─── Source data

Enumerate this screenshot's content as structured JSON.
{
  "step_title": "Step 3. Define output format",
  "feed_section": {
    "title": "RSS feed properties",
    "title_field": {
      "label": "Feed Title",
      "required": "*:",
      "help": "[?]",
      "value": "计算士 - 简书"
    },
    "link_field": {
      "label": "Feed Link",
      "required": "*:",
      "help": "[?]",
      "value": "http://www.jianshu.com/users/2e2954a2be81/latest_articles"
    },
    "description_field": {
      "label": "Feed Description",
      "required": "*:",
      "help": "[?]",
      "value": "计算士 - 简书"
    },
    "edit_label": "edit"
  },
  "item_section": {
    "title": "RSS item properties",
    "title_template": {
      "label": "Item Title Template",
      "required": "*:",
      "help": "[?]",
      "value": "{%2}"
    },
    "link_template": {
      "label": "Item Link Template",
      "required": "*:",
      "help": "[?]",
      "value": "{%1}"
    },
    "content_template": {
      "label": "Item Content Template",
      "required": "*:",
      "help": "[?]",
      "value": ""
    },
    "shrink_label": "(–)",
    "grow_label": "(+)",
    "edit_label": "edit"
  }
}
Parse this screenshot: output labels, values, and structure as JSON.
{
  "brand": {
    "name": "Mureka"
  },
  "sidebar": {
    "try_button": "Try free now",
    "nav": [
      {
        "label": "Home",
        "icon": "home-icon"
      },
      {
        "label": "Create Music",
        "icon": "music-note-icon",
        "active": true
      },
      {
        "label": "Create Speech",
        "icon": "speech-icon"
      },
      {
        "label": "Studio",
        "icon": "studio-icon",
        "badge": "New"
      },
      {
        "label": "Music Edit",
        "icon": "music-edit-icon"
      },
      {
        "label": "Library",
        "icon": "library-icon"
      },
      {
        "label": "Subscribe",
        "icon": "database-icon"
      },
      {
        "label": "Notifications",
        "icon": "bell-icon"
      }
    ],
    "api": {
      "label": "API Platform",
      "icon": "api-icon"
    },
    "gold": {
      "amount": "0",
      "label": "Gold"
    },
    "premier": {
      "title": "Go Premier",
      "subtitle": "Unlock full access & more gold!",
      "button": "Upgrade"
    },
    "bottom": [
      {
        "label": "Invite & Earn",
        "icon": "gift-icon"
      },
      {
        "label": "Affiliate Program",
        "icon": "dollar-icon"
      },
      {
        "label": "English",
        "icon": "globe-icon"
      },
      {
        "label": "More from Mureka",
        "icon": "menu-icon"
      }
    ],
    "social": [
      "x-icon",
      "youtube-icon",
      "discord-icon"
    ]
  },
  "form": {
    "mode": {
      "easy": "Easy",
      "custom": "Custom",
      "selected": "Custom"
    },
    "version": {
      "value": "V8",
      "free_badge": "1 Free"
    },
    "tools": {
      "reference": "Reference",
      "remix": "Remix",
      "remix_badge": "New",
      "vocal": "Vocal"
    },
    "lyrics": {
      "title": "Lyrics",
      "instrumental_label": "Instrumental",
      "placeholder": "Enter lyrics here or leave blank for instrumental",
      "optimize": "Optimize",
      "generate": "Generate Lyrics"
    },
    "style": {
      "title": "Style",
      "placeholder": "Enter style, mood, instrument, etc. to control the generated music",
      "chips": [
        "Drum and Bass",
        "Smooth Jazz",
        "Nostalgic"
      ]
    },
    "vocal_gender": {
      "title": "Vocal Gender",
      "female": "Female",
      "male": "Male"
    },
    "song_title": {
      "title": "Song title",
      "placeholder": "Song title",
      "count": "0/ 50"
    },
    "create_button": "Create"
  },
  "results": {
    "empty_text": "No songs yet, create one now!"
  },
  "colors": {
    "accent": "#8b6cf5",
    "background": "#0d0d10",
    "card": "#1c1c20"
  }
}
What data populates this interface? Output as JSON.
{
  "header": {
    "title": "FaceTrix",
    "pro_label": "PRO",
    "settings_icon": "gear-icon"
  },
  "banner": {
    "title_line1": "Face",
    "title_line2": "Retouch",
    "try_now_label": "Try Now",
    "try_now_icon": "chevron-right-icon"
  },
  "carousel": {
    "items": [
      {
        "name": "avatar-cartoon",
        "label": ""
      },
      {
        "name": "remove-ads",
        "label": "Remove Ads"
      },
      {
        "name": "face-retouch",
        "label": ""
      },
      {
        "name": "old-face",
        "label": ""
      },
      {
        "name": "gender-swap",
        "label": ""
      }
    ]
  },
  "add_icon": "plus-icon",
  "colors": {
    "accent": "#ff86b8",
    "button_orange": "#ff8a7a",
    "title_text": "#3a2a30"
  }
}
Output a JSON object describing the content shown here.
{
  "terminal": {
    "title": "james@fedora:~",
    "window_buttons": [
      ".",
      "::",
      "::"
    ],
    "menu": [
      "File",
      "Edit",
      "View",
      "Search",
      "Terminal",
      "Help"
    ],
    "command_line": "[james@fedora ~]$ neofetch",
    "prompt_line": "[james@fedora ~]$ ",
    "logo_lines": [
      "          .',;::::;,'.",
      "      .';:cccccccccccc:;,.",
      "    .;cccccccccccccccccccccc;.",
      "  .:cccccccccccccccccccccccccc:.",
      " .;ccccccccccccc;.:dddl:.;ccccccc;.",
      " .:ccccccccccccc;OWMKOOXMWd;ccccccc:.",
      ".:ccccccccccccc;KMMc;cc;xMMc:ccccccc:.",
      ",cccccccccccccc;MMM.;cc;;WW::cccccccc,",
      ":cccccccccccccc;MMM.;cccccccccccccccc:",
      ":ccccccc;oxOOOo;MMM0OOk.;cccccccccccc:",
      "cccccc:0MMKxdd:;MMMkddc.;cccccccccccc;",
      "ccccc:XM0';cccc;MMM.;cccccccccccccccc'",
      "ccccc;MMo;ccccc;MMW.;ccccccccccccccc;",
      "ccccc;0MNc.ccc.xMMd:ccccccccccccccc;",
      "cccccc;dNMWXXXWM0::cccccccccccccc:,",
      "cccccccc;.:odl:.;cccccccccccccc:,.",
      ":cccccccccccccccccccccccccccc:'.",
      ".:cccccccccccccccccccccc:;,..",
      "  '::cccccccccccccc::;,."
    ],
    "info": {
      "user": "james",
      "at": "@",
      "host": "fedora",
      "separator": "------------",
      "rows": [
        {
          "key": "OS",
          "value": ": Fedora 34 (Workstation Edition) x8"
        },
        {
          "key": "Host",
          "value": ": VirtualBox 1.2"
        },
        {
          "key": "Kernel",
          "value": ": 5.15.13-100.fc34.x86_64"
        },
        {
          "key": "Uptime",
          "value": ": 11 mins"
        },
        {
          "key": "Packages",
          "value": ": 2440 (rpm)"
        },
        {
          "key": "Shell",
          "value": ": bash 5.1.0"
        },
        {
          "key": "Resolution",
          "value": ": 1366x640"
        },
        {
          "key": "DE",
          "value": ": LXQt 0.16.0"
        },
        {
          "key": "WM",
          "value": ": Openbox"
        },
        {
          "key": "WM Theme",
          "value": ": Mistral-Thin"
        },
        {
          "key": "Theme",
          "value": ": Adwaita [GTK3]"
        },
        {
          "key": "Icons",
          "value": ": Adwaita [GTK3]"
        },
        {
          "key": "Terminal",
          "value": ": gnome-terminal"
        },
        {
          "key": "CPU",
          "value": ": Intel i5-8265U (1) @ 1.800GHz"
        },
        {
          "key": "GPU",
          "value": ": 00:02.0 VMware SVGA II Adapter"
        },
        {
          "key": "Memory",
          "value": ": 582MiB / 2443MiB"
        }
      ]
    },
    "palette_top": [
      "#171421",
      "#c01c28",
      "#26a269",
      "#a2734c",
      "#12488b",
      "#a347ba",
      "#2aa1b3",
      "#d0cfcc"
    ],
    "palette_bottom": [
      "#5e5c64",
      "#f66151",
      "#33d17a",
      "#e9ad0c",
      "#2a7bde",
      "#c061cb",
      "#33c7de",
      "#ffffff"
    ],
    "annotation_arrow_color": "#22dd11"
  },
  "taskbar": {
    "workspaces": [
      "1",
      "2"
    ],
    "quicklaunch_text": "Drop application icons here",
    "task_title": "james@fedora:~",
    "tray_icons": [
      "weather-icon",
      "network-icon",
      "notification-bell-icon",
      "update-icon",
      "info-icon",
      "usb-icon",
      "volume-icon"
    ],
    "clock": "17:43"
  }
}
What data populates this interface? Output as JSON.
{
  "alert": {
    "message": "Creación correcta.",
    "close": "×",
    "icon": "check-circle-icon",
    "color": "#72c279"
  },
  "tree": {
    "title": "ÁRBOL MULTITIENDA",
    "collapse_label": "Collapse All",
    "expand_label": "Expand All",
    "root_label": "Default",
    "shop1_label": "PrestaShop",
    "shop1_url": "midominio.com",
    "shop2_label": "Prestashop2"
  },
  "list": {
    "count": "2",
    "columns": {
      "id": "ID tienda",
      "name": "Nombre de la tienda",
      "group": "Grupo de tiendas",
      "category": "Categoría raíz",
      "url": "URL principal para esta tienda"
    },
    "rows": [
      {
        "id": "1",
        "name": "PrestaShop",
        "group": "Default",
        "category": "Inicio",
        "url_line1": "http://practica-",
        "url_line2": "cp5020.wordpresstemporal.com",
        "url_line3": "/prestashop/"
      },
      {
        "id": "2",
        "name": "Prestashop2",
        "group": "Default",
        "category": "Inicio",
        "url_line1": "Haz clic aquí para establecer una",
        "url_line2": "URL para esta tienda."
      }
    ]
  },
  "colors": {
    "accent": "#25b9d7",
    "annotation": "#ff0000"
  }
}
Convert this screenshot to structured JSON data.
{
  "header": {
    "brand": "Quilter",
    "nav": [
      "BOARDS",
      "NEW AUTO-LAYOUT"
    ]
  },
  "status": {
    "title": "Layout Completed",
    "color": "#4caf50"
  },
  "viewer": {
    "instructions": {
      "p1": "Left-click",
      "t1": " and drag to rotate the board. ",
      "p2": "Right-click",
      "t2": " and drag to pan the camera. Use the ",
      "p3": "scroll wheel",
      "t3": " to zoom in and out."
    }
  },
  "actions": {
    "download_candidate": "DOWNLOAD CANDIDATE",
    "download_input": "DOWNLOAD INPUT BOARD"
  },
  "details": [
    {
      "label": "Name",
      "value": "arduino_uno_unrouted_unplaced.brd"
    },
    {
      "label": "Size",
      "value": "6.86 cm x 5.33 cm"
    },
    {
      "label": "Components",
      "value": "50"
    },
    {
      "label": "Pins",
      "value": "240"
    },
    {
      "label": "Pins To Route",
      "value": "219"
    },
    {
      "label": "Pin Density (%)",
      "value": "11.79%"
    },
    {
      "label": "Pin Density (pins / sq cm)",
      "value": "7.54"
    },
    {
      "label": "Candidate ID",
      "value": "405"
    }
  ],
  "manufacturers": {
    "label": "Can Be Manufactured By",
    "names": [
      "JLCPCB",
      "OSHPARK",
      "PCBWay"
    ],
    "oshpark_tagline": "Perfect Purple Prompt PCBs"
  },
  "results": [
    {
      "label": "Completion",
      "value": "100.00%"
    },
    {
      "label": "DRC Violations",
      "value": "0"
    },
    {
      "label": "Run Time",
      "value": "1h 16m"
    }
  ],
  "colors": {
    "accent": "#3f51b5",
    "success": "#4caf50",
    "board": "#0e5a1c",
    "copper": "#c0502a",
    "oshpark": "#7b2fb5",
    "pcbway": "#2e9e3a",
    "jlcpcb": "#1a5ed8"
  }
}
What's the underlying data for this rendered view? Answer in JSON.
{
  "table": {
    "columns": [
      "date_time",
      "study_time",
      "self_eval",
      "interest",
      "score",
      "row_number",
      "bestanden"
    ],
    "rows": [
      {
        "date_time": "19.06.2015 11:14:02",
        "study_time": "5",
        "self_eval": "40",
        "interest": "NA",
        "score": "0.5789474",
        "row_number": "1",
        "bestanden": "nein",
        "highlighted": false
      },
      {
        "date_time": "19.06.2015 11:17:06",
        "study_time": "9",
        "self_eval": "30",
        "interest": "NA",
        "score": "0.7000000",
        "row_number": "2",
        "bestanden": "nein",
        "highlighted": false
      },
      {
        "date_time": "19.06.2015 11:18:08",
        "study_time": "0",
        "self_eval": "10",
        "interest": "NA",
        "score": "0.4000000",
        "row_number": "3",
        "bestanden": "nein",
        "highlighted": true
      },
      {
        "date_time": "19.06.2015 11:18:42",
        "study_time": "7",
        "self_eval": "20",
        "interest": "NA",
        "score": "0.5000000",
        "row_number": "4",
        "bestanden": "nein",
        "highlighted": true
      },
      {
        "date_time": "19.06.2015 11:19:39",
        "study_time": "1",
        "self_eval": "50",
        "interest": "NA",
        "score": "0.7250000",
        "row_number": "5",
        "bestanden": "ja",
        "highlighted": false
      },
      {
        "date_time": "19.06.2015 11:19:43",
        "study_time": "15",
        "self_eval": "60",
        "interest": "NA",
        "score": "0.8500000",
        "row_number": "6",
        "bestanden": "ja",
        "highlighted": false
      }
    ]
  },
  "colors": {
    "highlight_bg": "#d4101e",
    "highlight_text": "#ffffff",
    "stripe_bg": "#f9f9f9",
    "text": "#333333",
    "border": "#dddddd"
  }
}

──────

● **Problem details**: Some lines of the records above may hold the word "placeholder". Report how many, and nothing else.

● **Expected output**: 3